Bill Wright, Senior Vice President and Managing Director, CBRE | Hubbell Commercial
The Des Moines commercial real estate market is no secret. Regional and national investors are developing or acquiring properties in Central Iowa at a pace previously unseen. This trend is across all asset classes, including retail, office and industrial properties, but perhaps most noticeable in the multifamily category. Investors from all regions of the U.S. are attracted to our market for a multitude of reasons. Employment growth is consistent and strong, cap rates are 100 to 200 basis points higher than other major metropolitan areas, and favorable economic conditions result in stable real estate investments. The accolades that Des Moines has been awarded, such as being the No. 1 city in the U.S. for millennial homebuyers to being a top seven city of “where the jobs are,” have paid huge dividends for our economy. I have no doubt that the attention we have garnered as a community has impacted the marketplace for real estate investors. As I expect our economy to continue to grow and as the region continues to develop as a premier destination to live, work and play, I expect interest in our market from outside investors to continue.
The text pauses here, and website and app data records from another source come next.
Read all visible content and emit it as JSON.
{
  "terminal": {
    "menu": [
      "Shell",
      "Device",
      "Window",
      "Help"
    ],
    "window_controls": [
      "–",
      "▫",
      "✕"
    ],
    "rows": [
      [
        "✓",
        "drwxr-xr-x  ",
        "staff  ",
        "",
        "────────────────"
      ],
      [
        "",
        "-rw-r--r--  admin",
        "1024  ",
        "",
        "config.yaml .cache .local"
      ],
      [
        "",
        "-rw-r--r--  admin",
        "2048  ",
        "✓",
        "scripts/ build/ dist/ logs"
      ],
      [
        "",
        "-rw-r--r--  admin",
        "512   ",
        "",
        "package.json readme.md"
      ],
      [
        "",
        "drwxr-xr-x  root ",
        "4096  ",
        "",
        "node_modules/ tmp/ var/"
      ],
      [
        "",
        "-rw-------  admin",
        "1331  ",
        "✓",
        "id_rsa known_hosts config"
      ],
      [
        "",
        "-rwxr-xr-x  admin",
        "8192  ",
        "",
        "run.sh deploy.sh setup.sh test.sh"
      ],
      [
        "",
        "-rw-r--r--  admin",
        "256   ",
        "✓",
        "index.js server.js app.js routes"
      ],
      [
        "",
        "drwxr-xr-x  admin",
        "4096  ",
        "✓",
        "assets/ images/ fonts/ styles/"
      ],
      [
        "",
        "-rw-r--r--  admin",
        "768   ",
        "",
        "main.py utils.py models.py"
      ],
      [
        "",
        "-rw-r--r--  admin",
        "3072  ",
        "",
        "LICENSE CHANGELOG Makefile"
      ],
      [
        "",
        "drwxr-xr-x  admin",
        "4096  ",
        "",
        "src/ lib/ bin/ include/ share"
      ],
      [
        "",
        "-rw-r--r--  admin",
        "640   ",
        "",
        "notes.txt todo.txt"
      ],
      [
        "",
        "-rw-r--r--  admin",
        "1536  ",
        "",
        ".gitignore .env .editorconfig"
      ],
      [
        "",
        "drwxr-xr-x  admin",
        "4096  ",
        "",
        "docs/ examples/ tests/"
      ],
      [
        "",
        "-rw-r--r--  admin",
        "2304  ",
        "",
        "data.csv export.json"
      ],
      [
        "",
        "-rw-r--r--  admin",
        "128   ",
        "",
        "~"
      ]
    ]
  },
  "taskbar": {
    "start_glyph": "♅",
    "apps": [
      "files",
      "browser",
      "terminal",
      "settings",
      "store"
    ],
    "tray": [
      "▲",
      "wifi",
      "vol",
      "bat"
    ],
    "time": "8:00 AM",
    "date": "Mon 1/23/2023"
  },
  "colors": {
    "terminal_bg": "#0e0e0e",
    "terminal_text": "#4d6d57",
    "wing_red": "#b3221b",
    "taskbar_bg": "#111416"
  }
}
The landscape in our commercial real estate market will continue to be ultra-competitive for investors near and far.
David Maahs, Executive Vice President of Economic Development, Greater Des Moines Partnership
The industrial market is strong throughout the country. This is the case in Greater Des Moines (DSM) too. There are several large speculative industrial buildings under construction in Des Moines. E-commerce activity and Des Moines’ strategic location, at the crossroads of the nation, are driving demand for industrial space in our market. Another strength of the market is that Iowa State University has one of the nation’s best supply chain management programs. In the past few years, US AutoForce, Toro, Power Distributors, Tobroco-Giant and Daimler Trucks North America have established new distribution centers in Des Moines. Plus, several existing operations have expanded distribution facilities, including Atlantic Coca-Cola Bottling Co., Baker Group, Casey’s General Stores, Corteva Agriscience, Crossroads Cold Storage, Excell Marketing, Iowa Cold Storage, EP2, Johnson Brothers of Iowa, Loffredo Fresh Produce, Owens & Minor, PDI, PurFoods, Rising Star Wholesale, and Siegwerk USA Co.